Compared with Trump, who leaned forward toward the cameras, his eyes darting back and forth, Putin appeared clamped into his chair. The Russian president's eyes rarely left the floor, and if they did, they were focused on Trump. His hands rarely left two fixed positions – one on his lap, the other curled backward, gripping the chair.
Trump, who has called journalists the enemy of the people, did not answer questions from the news media. When a journalist shouted a question about Russia tampering with the 2016 election, Putin's face appeared to curl into a smirk.
For Putin, a Russian jet, a Russian limousine and a delay
Putin arrived in Finland aboard a Russia-made Ilyushin-96 jet from Moscow and headed into Helsinki in his new, Russian-made limousine, which is even bigger than the U.S. president's state car, known as the "Beast."
Russia's national airline, Aeroflot, and other Russian carriers mostly ditched Russian jets years ago and now fly planes made in the United States by Boeing and in Europe by Airbus. But Putin, who has poured billions of dollars into supporting Russia's flagging aircraft industry, has stuck with the Ilyushin, a Soviet-era design.
As often happens with the Russian leader, Putin ran late – his airplane did not land until after 1 p.m. – leaving Trump cooling his heels in his guesthouse for almost an hour past his scheduled time to leave for the palace.
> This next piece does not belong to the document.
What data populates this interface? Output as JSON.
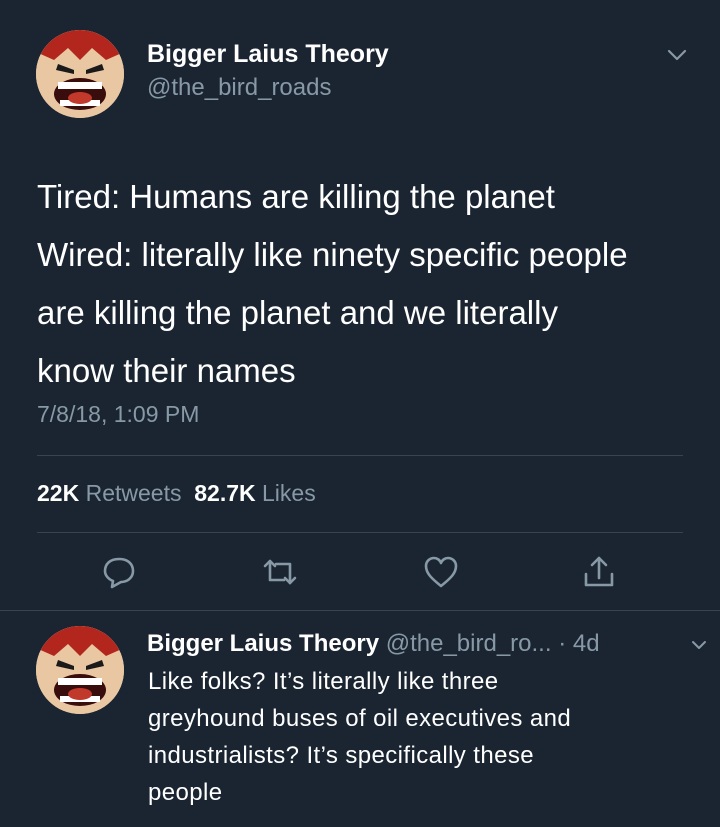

They shook hands in front of the news cameras before heading into private talks, an hour behind schedule.
That Trump and Putin met one on one – with interpreters present but no advisers – added an element of unpredictability to a high-stakes encounter.
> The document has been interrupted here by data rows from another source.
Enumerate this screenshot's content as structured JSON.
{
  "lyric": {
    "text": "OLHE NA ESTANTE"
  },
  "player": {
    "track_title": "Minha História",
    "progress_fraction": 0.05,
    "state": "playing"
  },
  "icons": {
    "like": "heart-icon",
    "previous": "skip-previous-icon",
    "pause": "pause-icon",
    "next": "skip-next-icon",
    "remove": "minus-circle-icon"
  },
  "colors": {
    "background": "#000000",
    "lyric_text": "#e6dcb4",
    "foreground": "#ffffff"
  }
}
Trump's perceived admiration of Putin, his urging at the recent Group of 7 meeting that Russia be readmitted despite its annexation of Crimea and his efforts to minimize U.S. intelligence about the impact of Moscow's cyberattacks on the 2016 election had foreign policy experts and some in the White House wondering what he may give away to Putin – deliberately or inadvertently.
Dan Coats, the director of national intelligence, on Friday compared the danger of Russian cyberattacks with the warnings the United States had of increased terrorism threats before the Sept. 11 attacks. "The warning lights are blinking red again," Coats said. "The digital infrastructure that serves this country is literally under attack."
He said Russia should be held to account.
Allies including Britain say they welcome the Helsinki meeting, but May warned that it must address Russian "malign activity." (Russia is the chief suspect in an attack using a nerve agent on British soil that led to a woman's death.)
Some analysts also note that while Trump abhors briefing memos, Putin would be well schooled before the meeting. Analysts say the fact that the meeting occurred at all is already a victory of sorts for the Russian leader.
White House advisers have described the summit meeting as a chance to reset a tense relationship, and Trump has dismissed concerns, mocking those who point to Putin's past as a spymaster, suggesting that he could manipulate the American leader.
"'You know, 'President Putin is KGB,' and this and that," Trump said before the meeting. "You know what? Putin's fine. He's fine. We're all fine. We're people. Will I be prepared? Totally prepared. I've been preparing for this stuff my whole life."